Check each line of the entries below for the word "handle", and copy out the ones that have it.

• _Entries from a dataset of interfaces_:
= = =

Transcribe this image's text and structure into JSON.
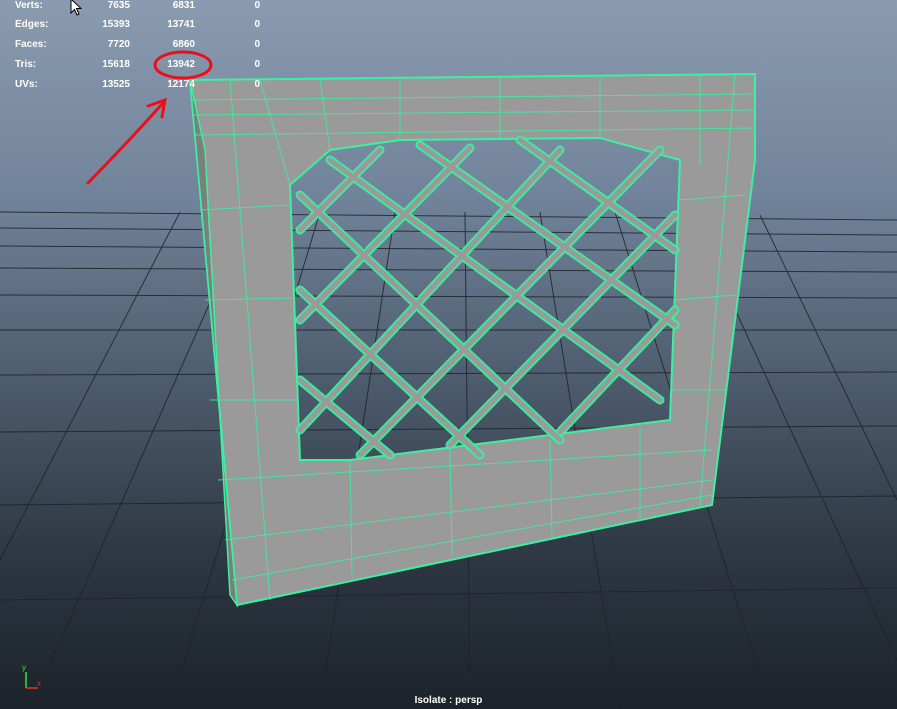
{
  "hud": {
    "rows": [
      {
        "label": "Verts:",
        "v1": "7635",
        "v2": "6831",
        "v3": "0"
      },
      {
        "label": "Edges:",
        "v1": "15393",
        "v2": "13741",
        "v3": "0"
      },
      {
        "label": "Faces:",
        "v1": "7720",
        "v2": "6860",
        "v3": "0"
      },
      {
        "label": "Tris:",
        "v1": "15618",
        "v2": "13942",
        "v3": "0"
      },
      {
        "label": "UVs:",
        "v1": "13525",
        "v2": "12174",
        "v3": "0"
      }
    ]
  },
  "viewport": {
    "isolate_label": "Isolate : persp",
    "wire_color": "#3cf0a0",
    "mesh_color": "#9a9a9a",
    "annotation_color": "#e8111a"
  },
  "axis": {
    "y": "y",
    "x": "x"
  }
}
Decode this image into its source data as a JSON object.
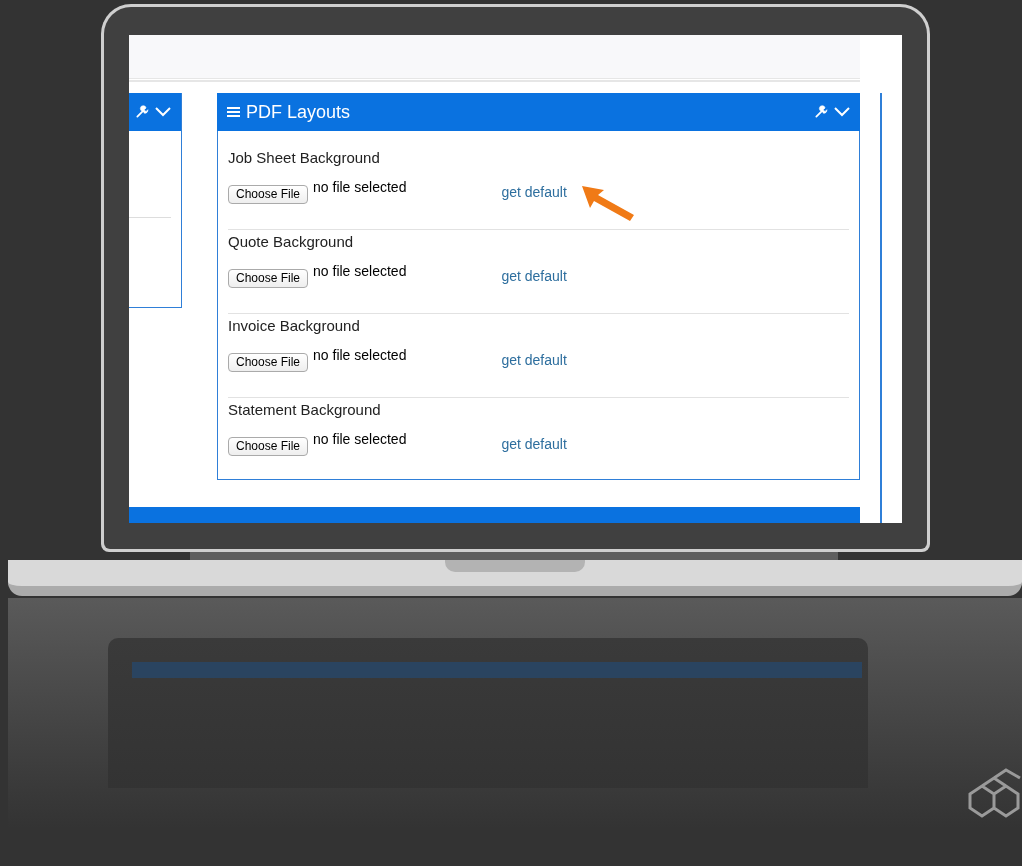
{
  "pdf_panel": {
    "title": "PDF Layouts",
    "rows": [
      {
        "label": "Job Sheet Background",
        "button": "Choose File",
        "status": "no file selected",
        "link": "get default",
        "highlighted": true
      },
      {
        "label": "Quote Background",
        "button": "Choose File",
        "status": "no file selected",
        "link": "get default",
        "highlighted": false
      },
      {
        "label": "Invoice Background",
        "button": "Choose File",
        "status": "no file selected",
        "link": "get default",
        "highlighted": false
      },
      {
        "label": "Statement Background",
        "button": "Choose File",
        "status": "no file selected",
        "link": "get default",
        "highlighted": false
      }
    ]
  }
}
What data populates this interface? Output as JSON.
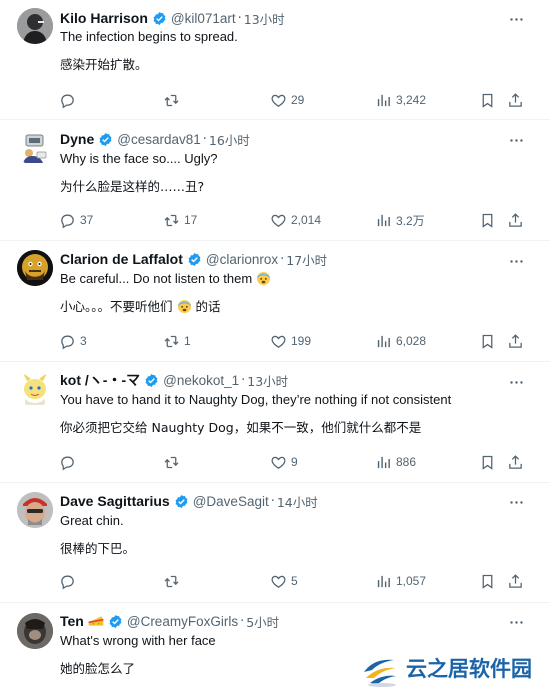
{
  "colors": {
    "verified": "#1d9bf0",
    "muted": "#536471",
    "text": "#0f1419",
    "divider": "#eff3f4",
    "watermark": "#1c64a8"
  },
  "tweets": [
    {
      "name": "Kilo Harrison",
      "handle": "@kil071art",
      "time": "13小时",
      "text": "The infection begins to spread.",
      "translation": "感染开始扩散。",
      "replies": "",
      "retweets": "",
      "likes": "29",
      "views": "3,242"
    },
    {
      "name": "Dyne",
      "handle": "@cesardav81",
      "time": "16小时",
      "text": "Why is the face so.... Ugly?",
      "translation": "为什么脸是这样的……丑?",
      "replies": "37",
      "retweets": "17",
      "likes": "2,014",
      "views": "3.2万"
    },
    {
      "name": "Clarion de Laffalot",
      "handle": "@clarionrox",
      "time": "17小时",
      "text": "Be careful... Do not listen to them",
      "translation_before": "小心。。。不要听他们",
      "translation_after": "的话",
      "replies": "3",
      "retweets": "1",
      "likes": "199",
      "views": "6,028"
    },
    {
      "name": "kot /ヽ-・-マ",
      "handle": "@nekokot_1",
      "time": "13小时",
      "text": "You have to hand it to Naughty Dog, they’re nothing if not consistent",
      "translation": "你必须把它交给 Naughty Dog，如果不一致，他们就什么都不是",
      "replies": "",
      "retweets": "",
      "likes": "9",
      "views": "886"
    },
    {
      "name": "Dave Sagittarius",
      "handle": "@DaveSagit",
      "time": "14小时",
      "text": "Great chin.",
      "translation": "很棒的下巴。",
      "replies": "",
      "retweets": "",
      "likes": "5",
      "views": "1,057"
    },
    {
      "name": "Ten",
      "handle": "@CreamyFoxGirls",
      "time": "5小时",
      "text": "What's wrong with her face",
      "translation": "她的脸怎么了"
    }
  ],
  "icons": {
    "reply": "reply-icon",
    "retweet": "retweet-icon",
    "like": "heart-icon",
    "views": "views-icon",
    "bookmark": "bookmark-icon",
    "share": "share-icon",
    "more": "more-icon",
    "verified": "verified-badge-icon"
  },
  "watermark": {
    "text": "云之居软件园"
  }
}
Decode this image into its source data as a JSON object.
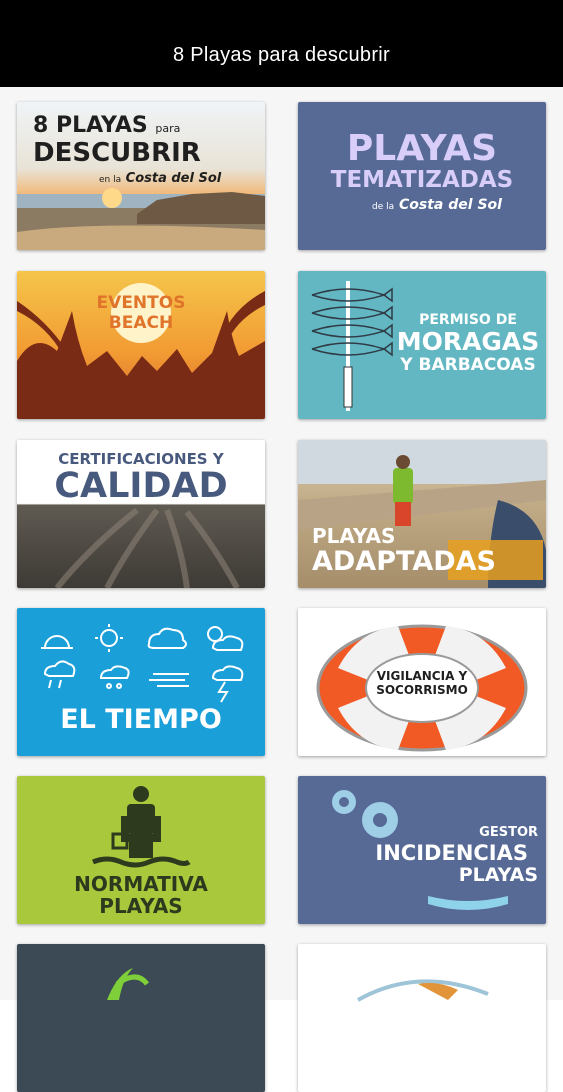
{
  "header": {
    "title": "8 Playas para descubrir"
  },
  "tiles": [
    {
      "l1": "8 PLAYAS",
      "l1b": "para",
      "l2": "DESCUBRIR",
      "l3": "en la",
      "l3b": "Costa del Sol"
    },
    {
      "l1": "PLAYAS",
      "l2": "TEMATIZADAS",
      "l3": "de la",
      "l3b": "Costa del Sol"
    },
    {
      "l1": "EVENTOS",
      "l2": "BEACH"
    },
    {
      "l1": "PERMISO DE",
      "l2": "MORAGAS",
      "l3": "Y BARBACOAS"
    },
    {
      "l1": "CERTIFICACIONES Y",
      "l2": "CALIDAD"
    },
    {
      "l1": "PLAYAS",
      "l2": "ADAPTADAS"
    },
    {
      "l1": "EL TIEMPO"
    },
    {
      "l1": "VIGILANCIA Y",
      "l2": "SOCORRISMO"
    },
    {
      "l1": "NORMATIVA",
      "l2": "PLAYAS"
    },
    {
      "l1": "GESTOR",
      "l2": "INCIDENCIAS",
      "l3": "PLAYAS"
    }
  ],
  "colors": {
    "header_bg": "#000000",
    "blue_tile": "#566a95",
    "teal_tile": "#62b7c3",
    "sky_tile": "#1a9fd9",
    "lime_tile": "#a9c83c"
  }
}
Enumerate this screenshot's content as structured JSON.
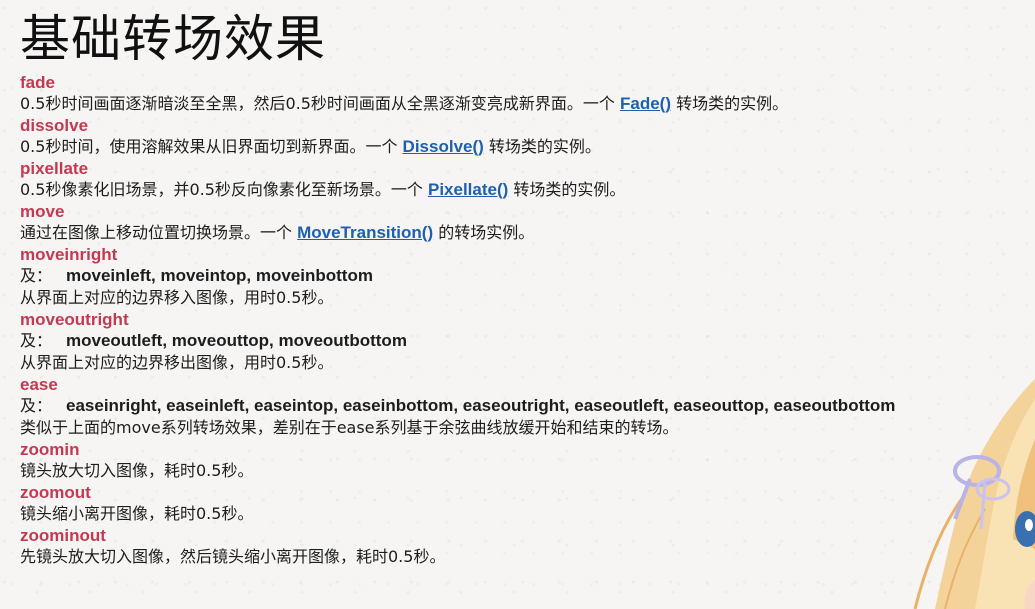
{
  "title": "基础转场效果",
  "entries": [
    {
      "name": "fade",
      "before": "0.5秒时间画面逐渐暗淡至全黑，然后0.5秒时间画面从全黑逐渐变亮成新界面。一个 ",
      "link": "Fade()",
      "after": " 转场类的实例。"
    },
    {
      "name": "dissolve",
      "before": "0.5秒时间，使用溶解效果从旧界面切到新界面。一个 ",
      "link": "Dissolve()",
      "after": " 转场类的实例。"
    },
    {
      "name": "pixellate",
      "before": "0.5秒像素化旧场景，并0.5秒反向像素化至新场景。一个 ",
      "link": "Pixellate()",
      "after": " 转场类的实例。"
    },
    {
      "name": "move",
      "before": "通过在图像上移动位置切换场景。一个 ",
      "link": "MoveTransition()",
      "after": " 的转场实例。"
    },
    {
      "name": "moveinright",
      "alias_prefix": "及：",
      "aliases": "moveinleft, moveintop, moveinbottom",
      "desc": "从界面上对应的边界移入图像，用时0.5秒。"
    },
    {
      "name": "moveoutright",
      "alias_prefix": "及：",
      "aliases": "moveoutleft, moveouttop, moveoutbottom",
      "desc": "从界面上对应的边界移出图像，用时0.5秒。"
    },
    {
      "name": "ease",
      "alias_prefix": "及：",
      "aliases": "easeinright, easeinleft, easeintop, easeinbottom, easeoutright, easeoutleft, easeouttop, easeoutbottom",
      "desc": "类似于上面的move系列转场效果，差别在于ease系列基于余弦曲线放缓开始和结束的转场。"
    },
    {
      "name": "zoomin",
      "desc": "镜头放大切入图像，耗时0.5秒。"
    },
    {
      "name": "zoomout",
      "desc": "镜头缩小离开图像，耗时0.5秒。"
    },
    {
      "name": "zoominout",
      "desc": "先镜头放大切入图像，然后镜头缩小离开图像，耗时0.5秒。"
    }
  ],
  "colors": {
    "name": "#c23a52",
    "link": "#1f5fae",
    "text": "#1d1d1d"
  }
}
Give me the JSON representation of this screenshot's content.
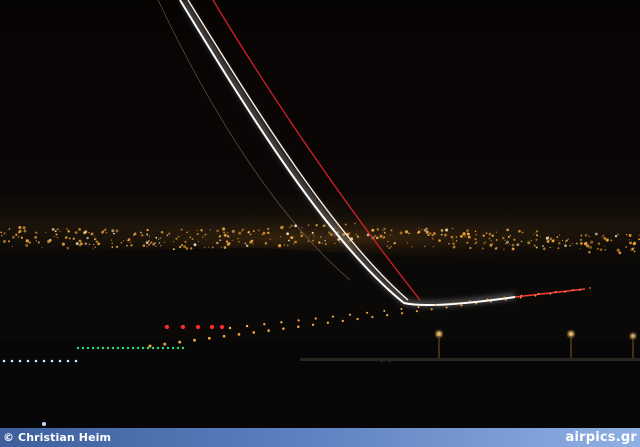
{
  "photo": {
    "colors": {
      "sky": "#080504",
      "city_lights": "#f2a63a",
      "trail_white": "#ffffff",
      "trail_red": "#e0202a",
      "runway_green": "#2fe07a",
      "runway_red": "#ff2a2a"
    }
  },
  "credit": {
    "photographer": "© Christian Heim",
    "site": "airpics.gr"
  },
  "colors": {
    "bar_start": "#3e5f9c",
    "bar_end": "#8fb0e3",
    "text": "#ffffff"
  }
}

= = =

• _Answer box_:
      "handle": "@kil071art",
      "handle": "@cesardav81",
      "handle": "@clarionrox",
      "handle": "@nekokot_1",
      "handle": "@DaveSagit",
      "handle": "@CreamyFoxGirls",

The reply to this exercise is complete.